Other boxwood alternatives are less suitable for topiary. Take, for example, hedge myrtle (Lonicera nitida), also known as honeysuckle. As a boxwood replacement for simple hedges, this plant is highly recommended. Narrow, formal hedges are no problem with Lonicera nitida. However, when it comes to topiary, it becomes a bit more difficult. This hedge plant grows much faster than boxwood, which means it needs to be pruned often to keep it in shape. Also, hedge myrtle does not grow as compact as boxwood or Japanese holly.
More hedge plants for topiary
The hedge plants mentioned above are those that are best suited for topiary. However, you don’t have to limit yourself to these plants if you want to topiary your hedge. In fact, almost any evergreen hedge plant can be pruned into different shapes if they are not too fancy. Some garden owners will trim a cherry laurel shrub planted as a specimen into a simple ball shape. Of course, the result will never be as compact as a boxwood, yew or Japanese holly, but your garden will also be elegantly enhanced with a cherry laurel cut into shape.

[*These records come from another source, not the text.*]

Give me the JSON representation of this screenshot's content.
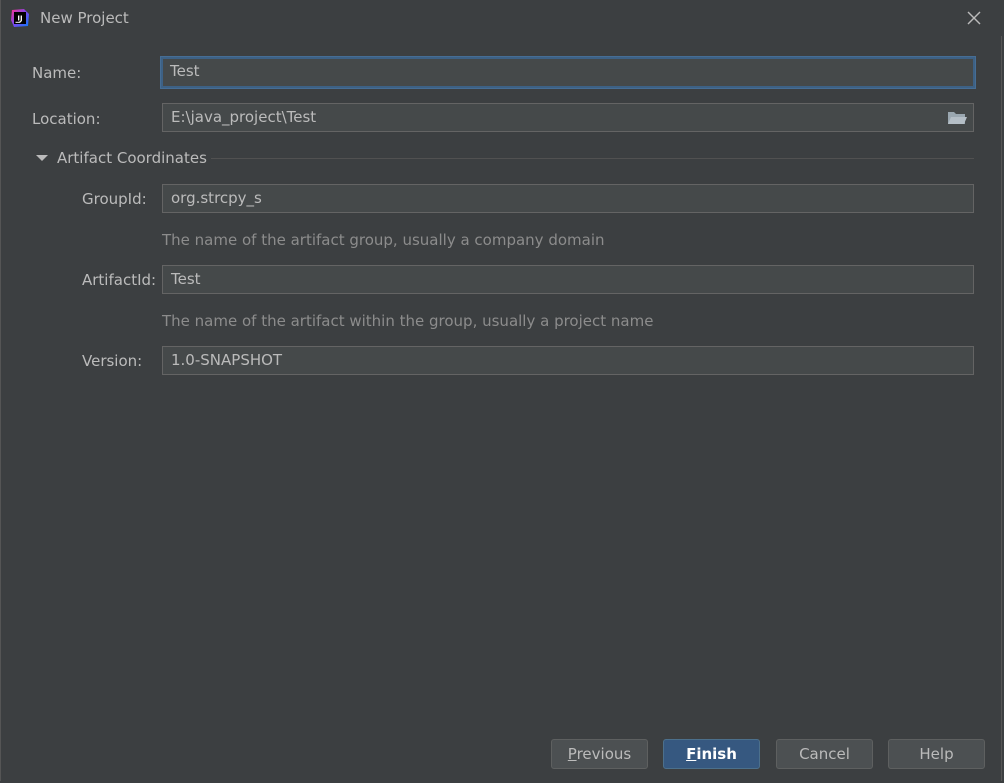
{
  "window": {
    "title": "New Project",
    "app_icon_text": "IJ"
  },
  "form": {
    "name_label": "Name:",
    "name_value": "Test",
    "location_label": "Location:",
    "location_value": "E:\\java_project\\Test",
    "section_title": "Artifact Coordinates",
    "group_label": "GroupId:",
    "group_value": "org.strcpy_s",
    "group_hint": "The name of the artifact group, usually a company domain",
    "artifact_label": "ArtifactId:",
    "artifact_value": "Test",
    "artifact_hint": "The name of the artifact within the group, usually a project name",
    "version_label": "Version:",
    "version_value": "1.0-SNAPSHOT"
  },
  "buttons": {
    "previous_mnemonic": "P",
    "previous_rest": "revious",
    "finish_mnemonic": "F",
    "finish_rest": "inish",
    "cancel": "Cancel",
    "help": "Help"
  },
  "colors": {
    "background": "#3c3f41",
    "field": "#45494a",
    "focus": "#3d6185",
    "primary_button": "#365880"
  }
}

You can also use creeping spindles for topiary. This hedge plant is also sometimes used as a boxwood substitute. In addition to the conifers thuja and yew, other conifers can be pruned into shape. An example is the false cypress, although the result will not be as narrow as with yew or Thuja ‘Emerald’. Are you interested in topiary and looking for a hedge plant other than boxwood for this purpose? In our webshop you can quickly and easily order all the hedge plants mentioned on this page.